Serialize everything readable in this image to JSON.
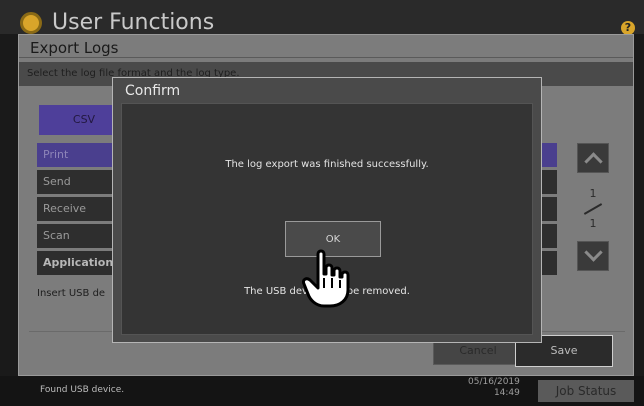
{
  "header": {
    "title": "User Functions",
    "help_icon": "help-icon"
  },
  "panel": {
    "title": "Export Logs",
    "instruction": "Select the log file format and the log type.",
    "format_button": "CSV",
    "log_types": [
      "Print",
      "Send",
      "Receive",
      "Scan",
      "Application"
    ],
    "selected_log_type": "Print",
    "page_current": "1",
    "page_total": "1",
    "usb_note": "Insert USB de",
    "cancel_label": "Cancel",
    "save_label": "Save"
  },
  "dialog": {
    "title": "Confirm",
    "message": "The log export was finished successfully.",
    "ok_label": "OK",
    "usb_message": "The USB device can be removed."
  },
  "statusbar": {
    "message": "Found USB device.",
    "date": "05/16/2019",
    "time": "14:49",
    "job_status_label": "Job Status"
  },
  "colors": {
    "accent": "#4e3f9a",
    "gear": "#d9a52a"
  }
}
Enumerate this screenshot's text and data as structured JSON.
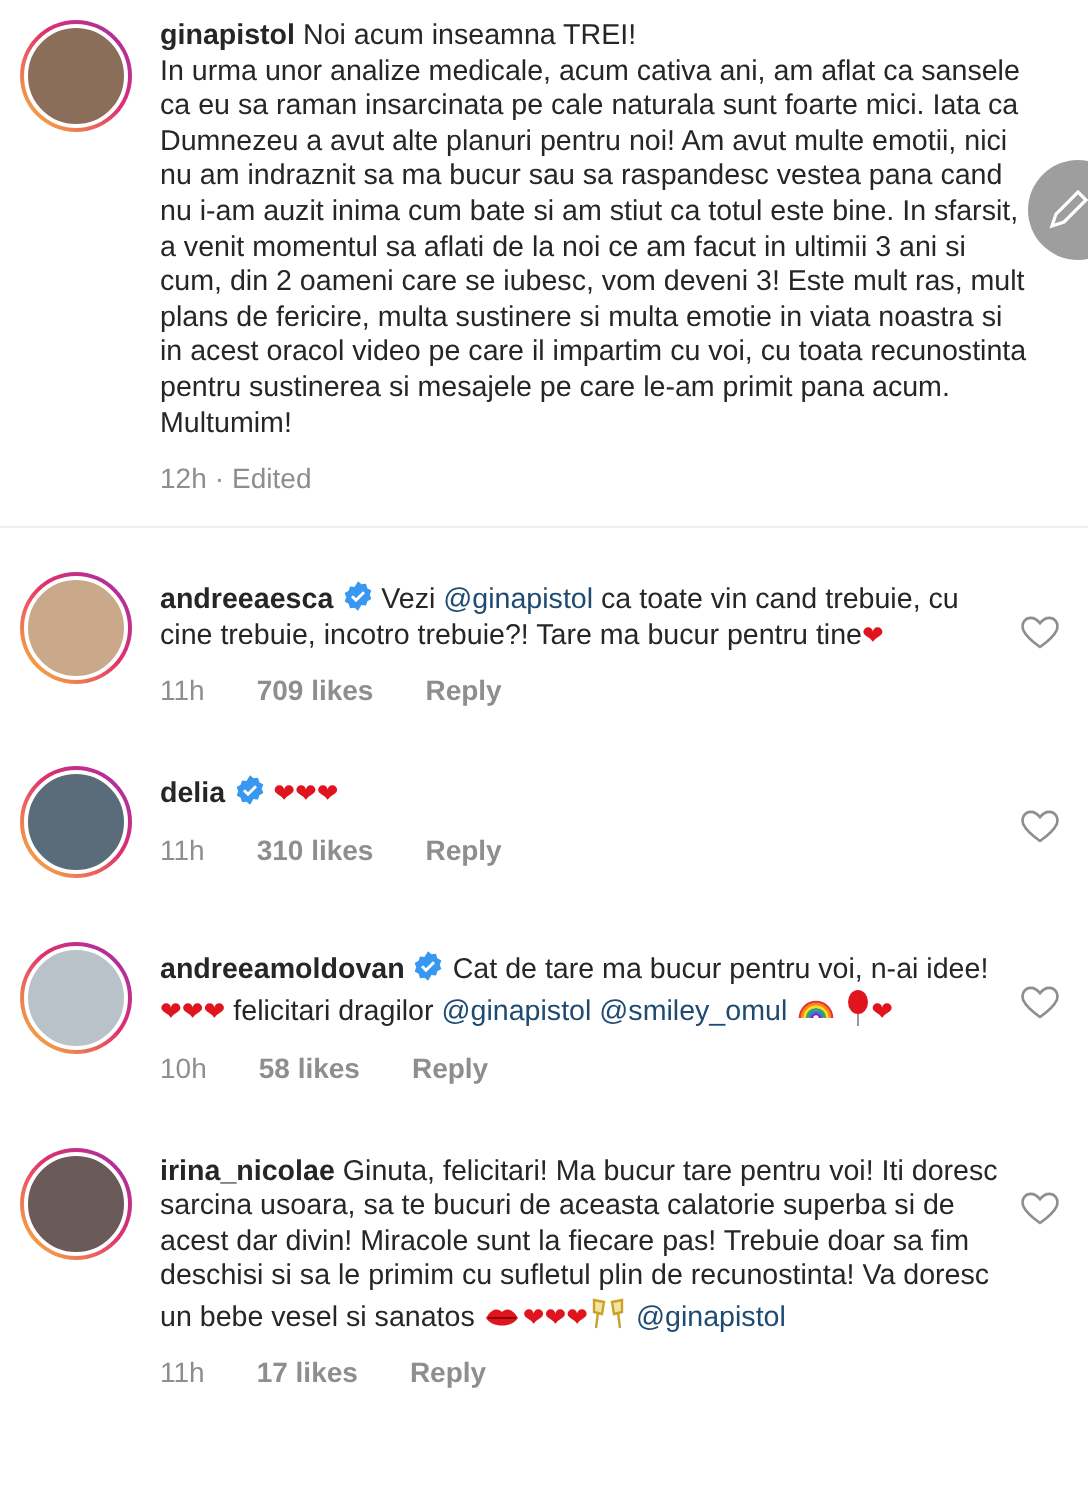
{
  "caption": {
    "username": "ginapistol",
    "verified": false,
    "segments": [
      {
        "kind": "text",
        "text": "Noi acum inseamna TREI!\nIn urma unor analize medicale, acum cativa ani, am aflat ca sansele ca eu sa raman insarcinata pe cale naturala sunt foarte mici. Iata ca Dumnezeu a avut alte planuri pentru noi! Am avut multe emotii, nici nu am indraznit sa ma bucur sau sa raspandesc vestea pana cand nu i-am auzit inima cum bate si am stiut ca totul este bine. In sfarsit, a venit momentul sa aflati de la noi ce am facut in ultimii 3 ani si cum, din 2 oameni care se iubesc, vom deveni 3! Este mult ras, mult plans de fericire, multa sustinere si multa emotie in viata noastra si in acest oracol video pe care il impartim cu voi, cu toata recunostinta pentru sustinerea si mesajele pe care le-am primit pana acum. Multumim!"
      }
    ],
    "time": "12h",
    "separator": "·",
    "edited": "Edited"
  },
  "comments": [
    {
      "username": "andreeaesca",
      "verified": true,
      "liked": false,
      "time": "11h",
      "likes": "709 likes",
      "reply": "Reply",
      "segments": [
        {
          "kind": "text",
          "text": "Vezi "
        },
        {
          "kind": "mention",
          "text": "@ginapistol"
        },
        {
          "kind": "text",
          "text": " ca toate vin cand trebuie, cu cine trebuie, incotro trebuie?! Tare ma bucur pentru tine"
        },
        {
          "kind": "heart",
          "text": "❤"
        }
      ]
    },
    {
      "username": "delia",
      "verified": true,
      "liked": false,
      "time": "11h",
      "likes": "310 likes",
      "reply": "Reply",
      "segments": [
        {
          "kind": "heart",
          "text": "❤❤❤"
        }
      ]
    },
    {
      "username": "andreeamoldovan",
      "verified": true,
      "liked": false,
      "time": "10h",
      "likes": "58 likes",
      "reply": "Reply",
      "segments": [
        {
          "kind": "text",
          "text": "Cat de tare ma bucur pentru voi, n-ai idee! "
        },
        {
          "kind": "heart",
          "text": "❤❤❤"
        },
        {
          "kind": "text",
          "text": " felicitari dragilor "
        },
        {
          "kind": "mention",
          "text": "@ginapistol"
        },
        {
          "kind": "gap"
        },
        {
          "kind": "mention",
          "text": "@smiley_omul"
        },
        {
          "kind": "gap"
        },
        {
          "kind": "rainbow"
        },
        {
          "kind": "gap"
        },
        {
          "kind": "balloon"
        },
        {
          "kind": "heart",
          "text": "❤"
        }
      ]
    },
    {
      "username": "irina_nicolae",
      "verified": false,
      "liked": false,
      "time": "11h",
      "likes": "17 likes",
      "reply": "Reply",
      "segments": [
        {
          "kind": "text",
          "text": "Ginuta, felicitari! Ma bucur tare pentru voi! Iti doresc sarcina usoara, sa te bucuri de aceasta calatorie superba si de acest dar divin! Miracole sunt la fiecare pas! Trebuie doar sa fim deschisi si sa le primim cu sufletul plin de recunostinta! Va doresc un bebe vesel si sanatos "
        },
        {
          "kind": "kiss"
        },
        {
          "kind": "heart",
          "text": "❤❤❤"
        },
        {
          "kind": "cheers"
        },
        {
          "kind": "gap"
        },
        {
          "kind": "mention",
          "text": "@ginapistol"
        }
      ]
    }
  ]
}
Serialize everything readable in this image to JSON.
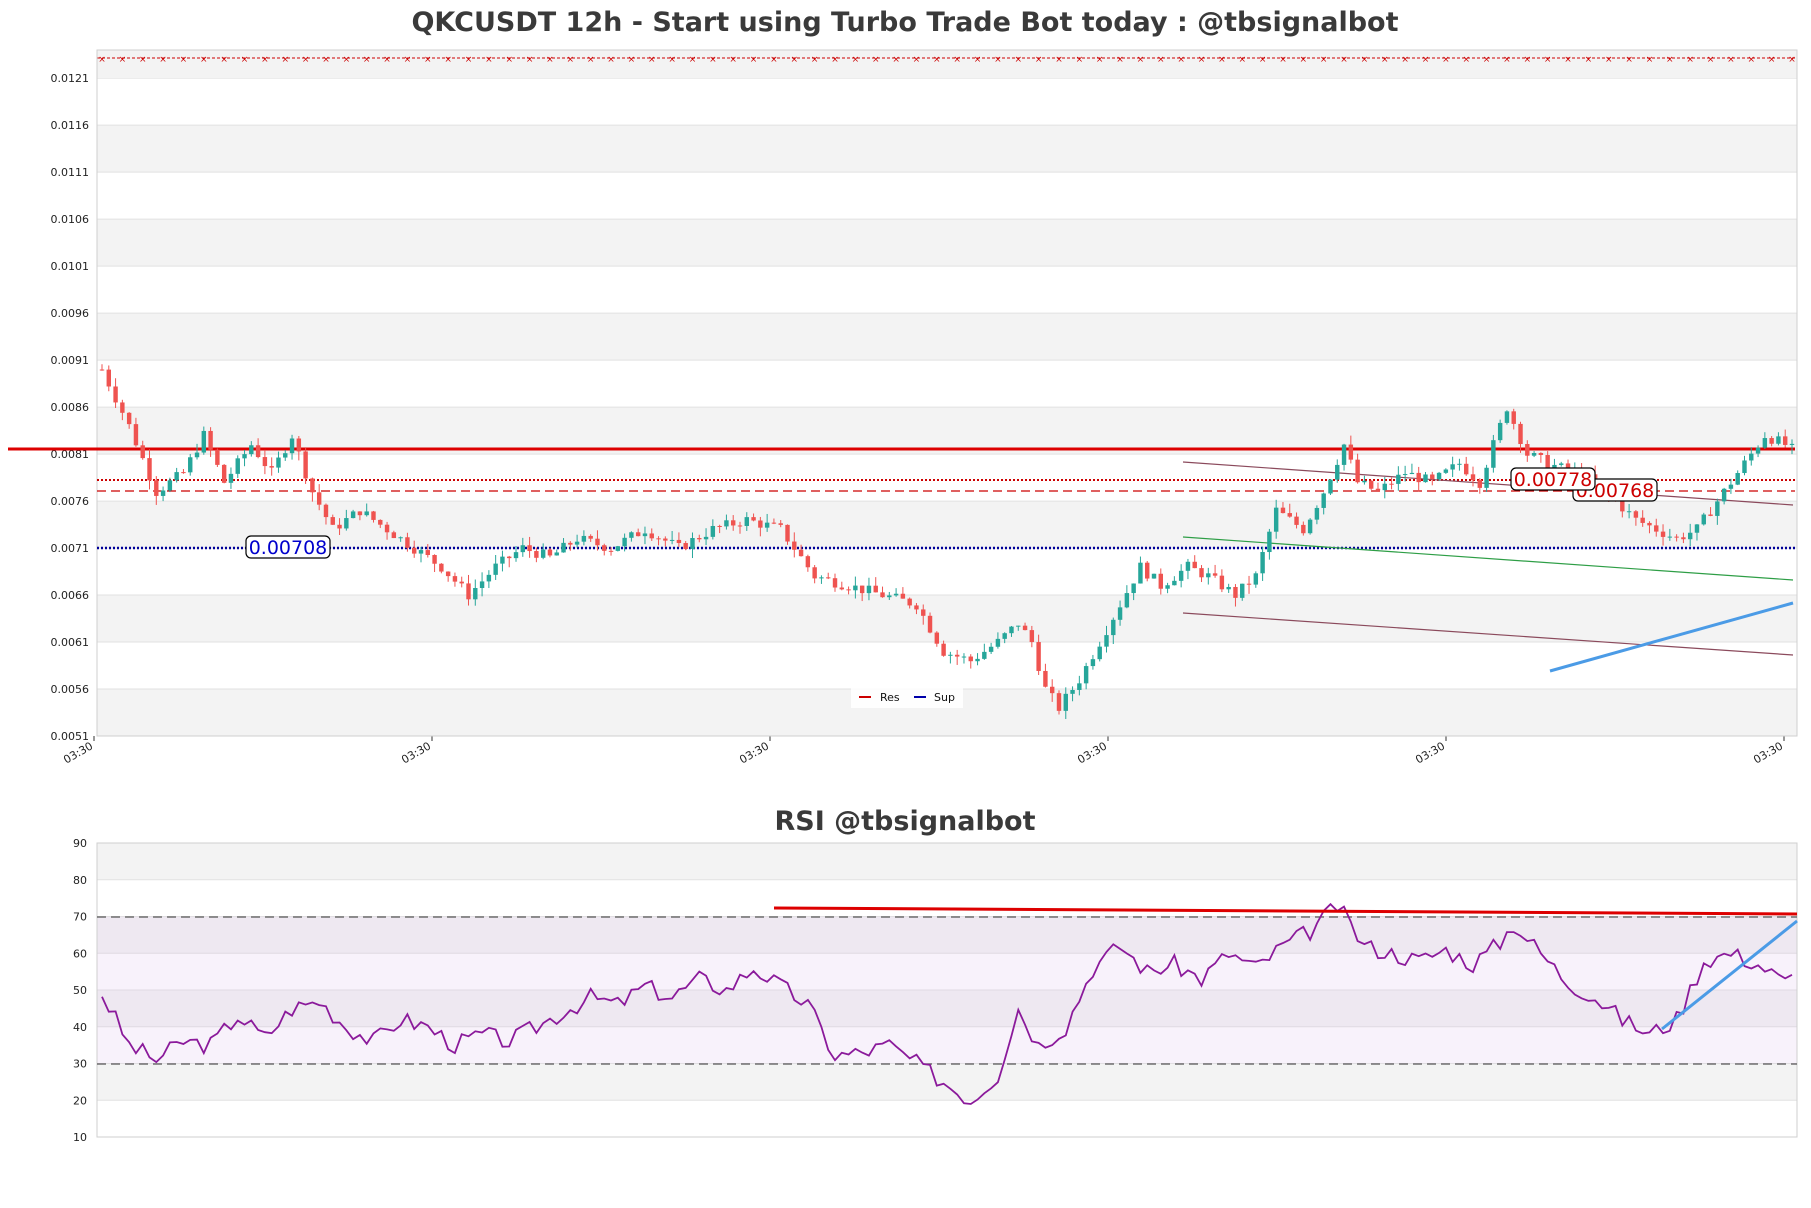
{
  "price_chart": {
    "title": "QKCUSDT 12h - Start using Turbo Trade Bot today : @tbsignalbot",
    "y_ticks": [
      "0.0051",
      "0.0056",
      "0.0061",
      "0.0066",
      "0.0071",
      "0.0076",
      "0.0081",
      "0.0086",
      "0.0091",
      "0.0096",
      "0.0101",
      "0.0106",
      "0.0111",
      "0.0116",
      "0.0121"
    ],
    "x_ticks": [
      "03:30",
      "03:30",
      "03:30",
      "03:30",
      "03:30",
      "03:30"
    ],
    "legend": [
      {
        "label": "Res",
        "color": "#cc0000"
      },
      {
        "label": "Sup",
        "color": "#0000aa"
      }
    ],
    "labels": {
      "support": "0.00708",
      "resistance_1": "0.00778",
      "resistance_2": "0.00768"
    }
  },
  "rsi_chart": {
    "title": "RSI @tbsignalbot",
    "y_ticks": [
      "10",
      "20",
      "30",
      "40",
      "50",
      "60",
      "70",
      "80",
      "90"
    ]
  },
  "chart_data": [
    {
      "type": "candlestick",
      "title": "QKCUSDT 12h - Start using Turbo Trade Bot today : @tbsignalbot",
      "ylim": [
        0.0051,
        0.0124
      ],
      "x_count": 250,
      "anchors": [
        [
          0,
          0.009
        ],
        [
          4,
          0.0084
        ],
        [
          8,
          0.0077
        ],
        [
          12,
          0.0079
        ],
        [
          15,
          0.0083
        ],
        [
          18,
          0.0078
        ],
        [
          22,
          0.0082
        ],
        [
          25,
          0.0079
        ],
        [
          28,
          0.0083
        ],
        [
          31,
          0.0077
        ],
        [
          34,
          0.0073
        ],
        [
          38,
          0.0075
        ],
        [
          42,
          0.0073
        ],
        [
          46,
          0.0071
        ],
        [
          50,
          0.0069
        ],
        [
          54,
          0.0066
        ],
        [
          58,
          0.0069
        ],
        [
          62,
          0.0071
        ],
        [
          66,
          0.007
        ],
        [
          70,
          0.0072
        ],
        [
          75,
          0.0071
        ],
        [
          80,
          0.0073
        ],
        [
          85,
          0.0071
        ],
        [
          90,
          0.0073
        ],
        [
          95,
          0.0074
        ],
        [
          100,
          0.0073
        ],
        [
          105,
          0.0068
        ],
        [
          110,
          0.0067
        ],
        [
          115,
          0.0066
        ],
        [
          120,
          0.0065
        ],
        [
          124,
          0.006
        ],
        [
          128,
          0.0059
        ],
        [
          132,
          0.0061
        ],
        [
          135,
          0.0063
        ],
        [
          137,
          0.0061
        ],
        [
          139,
          0.0056
        ],
        [
          141,
          0.0054
        ],
        [
          144,
          0.0057
        ],
        [
          147,
          0.0061
        ],
        [
          150,
          0.0065
        ],
        [
          153,
          0.0069
        ],
        [
          156,
          0.0067
        ],
        [
          160,
          0.0069
        ],
        [
          163,
          0.0068
        ],
        [
          167,
          0.0066
        ],
        [
          170,
          0.0068
        ],
        [
          173,
          0.0075
        ],
        [
          177,
          0.0073
        ],
        [
          180,
          0.0077
        ],
        [
          183,
          0.0082
        ],
        [
          185,
          0.0078
        ],
        [
          188,
          0.0077
        ],
        [
          192,
          0.0079
        ],
        [
          196,
          0.0078
        ],
        [
          200,
          0.008
        ],
        [
          203,
          0.0078
        ],
        [
          205,
          0.0082
        ],
        [
          207,
          0.0086
        ],
        [
          210,
          0.0081
        ],
        [
          213,
          0.008
        ],
        [
          217,
          0.0079
        ],
        [
          220,
          0.0078
        ],
        [
          223,
          0.0076
        ],
        [
          226,
          0.0074
        ],
        [
          229,
          0.0073
        ],
        [
          232,
          0.0072
        ],
        [
          235,
          0.0073
        ],
        [
          238,
          0.0076
        ],
        [
          242,
          0.008
        ],
        [
          245,
          0.0083
        ],
        [
          248,
          0.0082
        ],
        [
          250,
          0.0081
        ]
      ],
      "note_levels": {
        "support": 0.00708,
        "resistance": [
          0.00778,
          0.00768
        ],
        "main_resistance": 0.0081
      }
    },
    {
      "type": "line",
      "title": "RSI @tbsignalbot",
      "ylim": [
        10,
        90
      ],
      "reference_lines": [
        30,
        70
      ],
      "anchors": [
        [
          0,
          49
        ],
        [
          4,
          35
        ],
        [
          8,
          31
        ],
        [
          12,
          36
        ],
        [
          16,
          35
        ],
        [
          20,
          43
        ],
        [
          24,
          37
        ],
        [
          28,
          45
        ],
        [
          32,
          47
        ],
        [
          36,
          40
        ],
        [
          40,
          36
        ],
        [
          44,
          42
        ],
        [
          48,
          40
        ],
        [
          52,
          35
        ],
        [
          56,
          38
        ],
        [
          60,
          36
        ],
        [
          64,
          40
        ],
        [
          68,
          44
        ],
        [
          72,
          48
        ],
        [
          76,
          46
        ],
        [
          80,
          51
        ],
        [
          84,
          48
        ],
        [
          88,
          53
        ],
        [
          92,
          50
        ],
        [
          96,
          56
        ],
        [
          100,
          51
        ],
        [
          104,
          46
        ],
        [
          108,
          32
        ],
        [
          112,
          33
        ],
        [
          116,
          35
        ],
        [
          120,
          30
        ],
        [
          124,
          25
        ],
        [
          128,
          20
        ],
        [
          132,
          27
        ],
        [
          135,
          45
        ],
        [
          138,
          35
        ],
        [
          142,
          40
        ],
        [
          146,
          56
        ],
        [
          150,
          62
        ],
        [
          154,
          55
        ],
        [
          158,
          57
        ],
        [
          162,
          53
        ],
        [
          166,
          60
        ],
        [
          170,
          56
        ],
        [
          174,
          62
        ],
        [
          178,
          66
        ],
        [
          182,
          73
        ],
        [
          186,
          62
        ],
        [
          190,
          60
        ],
        [
          194,
          58
        ],
        [
          198,
          61
        ],
        [
          202,
          57
        ],
        [
          206,
          63
        ],
        [
          208,
          68
        ],
        [
          212,
          60
        ],
        [
          216,
          52
        ],
        [
          220,
          48
        ],
        [
          224,
          42
        ],
        [
          228,
          38
        ],
        [
          232,
          42
        ],
        [
          236,
          58
        ],
        [
          240,
          60
        ],
        [
          244,
          57
        ],
        [
          248,
          52
        ],
        [
          250,
          55
        ]
      ]
    }
  ]
}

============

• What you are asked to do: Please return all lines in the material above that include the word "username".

• Answer section:
    "username": "ginapistol",
      "username": "andreeaesca",
      "username": "delia",
      "username": "andreeamoldovan",
      "username": "irina_nicolae",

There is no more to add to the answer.